The Plaza Cinema closed in 1983, becoming a bingo hall for 2 years before reopening in 1985 as a cinema, then a multi-screen cinema in 1989. It remained in this configuration until January 1999 when the Plaza closed its doors. Already starting to fall into a state of disrepair the 1st iteration of the Plaza came to an end, having limped its way to its 60th anniversary.

In August of 1999 the Plaza was given Grade II listed status as “a very rare example in Wales of a building type which expresses the distinctive architectural vocabulary of 1930s cinema architecture”; one of only six cinemas from the Art Deco period of the 1920s and 1930s which have survived throughout Wales, and childhood haunt of Richard Burton, Anthony Hopkins and Michael Sheen. The Plaza Cinema comprised an iconic Faience-tiled and curved glass Art Deco frontage and a more utilitarian roughcast rendered rear, which were both in extremely poor condition.

For the repair and restoration of the frontage multiple heritage specialist conservators were needed. They restored original feature hardwood doors and replicated the shopfront hardwood window frames, restored damaged and corroded Crittall windows, repaired damaged Faience tiling and Terrazzo flooring, and repaired the reconstituted stone plinth.
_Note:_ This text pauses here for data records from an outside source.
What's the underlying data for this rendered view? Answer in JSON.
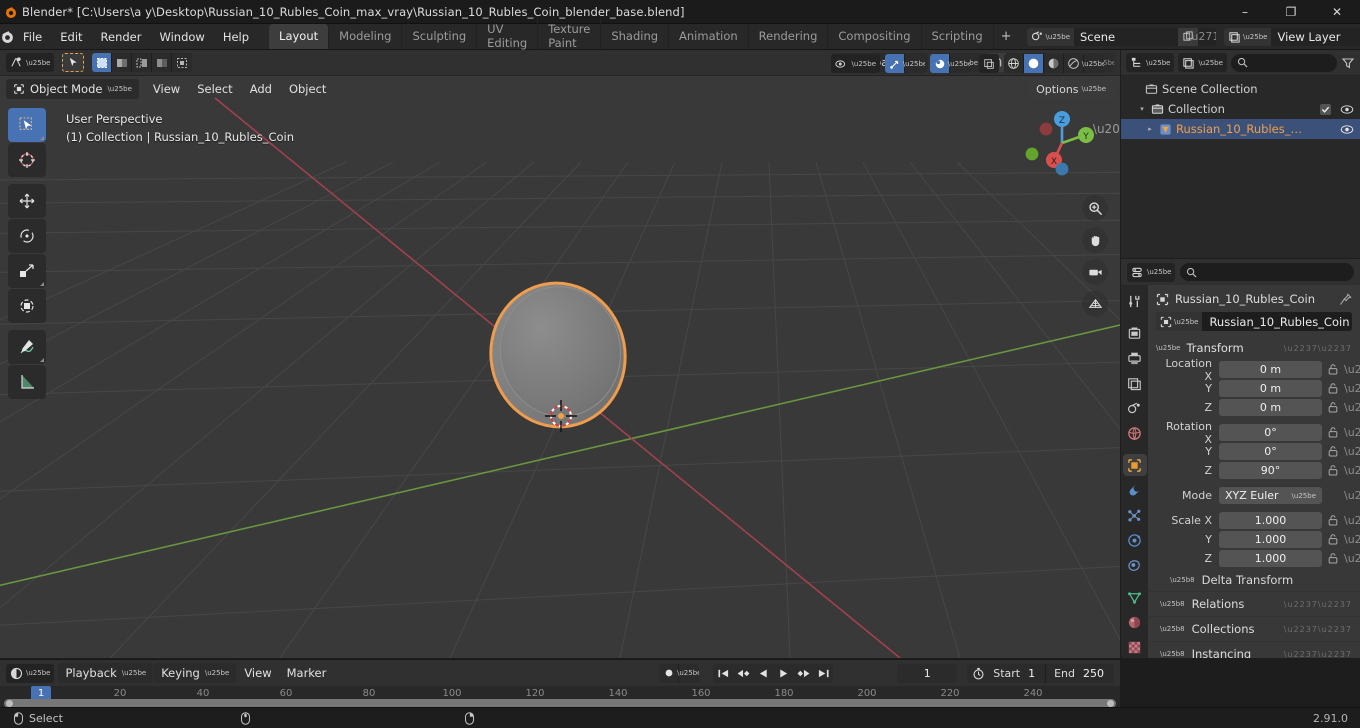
{
  "window": {
    "title": "Blender* [C:\\Users\\a y\\Desktop\\Russian_10_Rubles_Coin_max_vray\\Russian_10_Rubles_Coin_blender_base.blend]",
    "minimize": "–",
    "maximize": "❐",
    "close": "✕"
  },
  "topbar": {
    "menus": [
      "File",
      "Edit",
      "Render",
      "Window",
      "Help"
    ],
    "workspaces": [
      {
        "label": "Layout",
        "active": true
      },
      {
        "label": "Modeling",
        "active": false
      },
      {
        "label": "Sculpting",
        "active": false
      },
      {
        "label": "UV Editing",
        "active": false
      },
      {
        "label": "Texture Paint",
        "active": false
      },
      {
        "label": "Shading",
        "active": false
      },
      {
        "label": "Animation",
        "active": false
      },
      {
        "label": "Rendering",
        "active": false
      },
      {
        "label": "Compositing",
        "active": false
      },
      {
        "label": "Scripting",
        "active": false
      }
    ],
    "add_workspace": "+",
    "scene_name": "Scene",
    "view_layer_name": "View Layer"
  },
  "viewport": {
    "mode": "Object Mode",
    "menus": [
      "View",
      "Select",
      "Add",
      "Object"
    ],
    "transform_orientation": "Global",
    "options_label": "Options",
    "overlay_line1": "User Perspective",
    "overlay_line2": "(1) Collection | Russian_10_Rubles_Coin",
    "gizmo_axes": [
      "X",
      "Y",
      "Z"
    ],
    "tools": [
      "tweak-tool",
      "cursor-tool",
      "move-tool",
      "rotate-tool",
      "scale-tool",
      "transform-tool",
      "annotate-tool",
      "measure-tool"
    ]
  },
  "outliner": {
    "filter_placeholder": "",
    "rows": [
      {
        "label": "Scene Collection",
        "indent": 0,
        "icon": "collection-icon",
        "selected": false,
        "disclosure": "",
        "checkbox": false,
        "eye": false
      },
      {
        "label": "Collection",
        "indent": 1,
        "icon": "collection-icon",
        "selected": false,
        "disclosure": "▾",
        "checkbox": true,
        "eye": true
      },
      {
        "label": "Russian_10_Rubles_…",
        "indent": 2,
        "icon": "mesh-icon",
        "selected": true,
        "disclosure": "▸",
        "checkbox": false,
        "eye": true
      }
    ]
  },
  "properties": {
    "breadcrumb_object": "Russian_10_Rubles_Coin",
    "name_field_value": "Russian_10_Rubles_Coin",
    "transform_panel": "Transform",
    "rows": [
      {
        "label": "Location X",
        "value": "0 m"
      },
      {
        "label": "Y",
        "value": "0 m"
      },
      {
        "label": "Z",
        "value": "0 m"
      },
      {
        "label": "Rotation X",
        "value": "0°"
      },
      {
        "label": "Y",
        "value": "0°"
      },
      {
        "label": "Z",
        "value": "90°"
      }
    ],
    "mode_label": "Mode",
    "mode_value": "XYZ Euler",
    "scale_rows": [
      {
        "label": "Scale X",
        "value": "1.000"
      },
      {
        "label": "Y",
        "value": "1.000"
      },
      {
        "label": "Z",
        "value": "1.000"
      }
    ],
    "delta_transform": "Delta Transform",
    "closed_panels": [
      "Relations",
      "Collections",
      "Instancing"
    ],
    "tabs": [
      "tool-tab",
      "render-tab",
      "output-tab",
      "view-layer-tab",
      "scene-tab",
      "world-tab",
      "object-tab",
      "modifier-tab",
      "particles-tab",
      "physics-tab",
      "constraints-tab",
      "data-tab",
      "material-tab",
      "texture-tab"
    ]
  },
  "timeline": {
    "menus": [
      "Playback",
      "Keying",
      "View",
      "Marker"
    ],
    "current_frame": "1",
    "start_label": "Start",
    "start_value": "1",
    "end_label": "End",
    "end_value": "250",
    "ticks": [
      "20",
      "40",
      "60",
      "80",
      "100",
      "120",
      "140",
      "160",
      "180",
      "200",
      "220",
      "240"
    ],
    "playhead_frame": "1"
  },
  "statusbar": {
    "select_label": "Select",
    "version": "2.91.0"
  },
  "colors": {
    "accent_blue": "#4772b3",
    "select_orange": "#ed9e5c",
    "axis_x": "#a8414f",
    "axis_y": "#6a9b3f",
    "bg_dark": "#1d1d1d",
    "viewport_bg": "#393939"
  }
}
Specialists also manufactured the thick, large, curved glazed shopfront units and metalworkers replicated the steel downstand canopy and iconic ‘PLAZA’ sign.

Linking the frontage and rear was exceptionally difficult, as the central section comprised the original ground floor and part of the first floor, with a new, oversailing, second floor and roof.

The philosophy of both the Council and YMCA towards a sustainability strategy was underpinned through building re-use, high levels of insulation and natural daylighting, heat recovery, photovoltaics, a ‘green’ roof, sustainable drainage systems.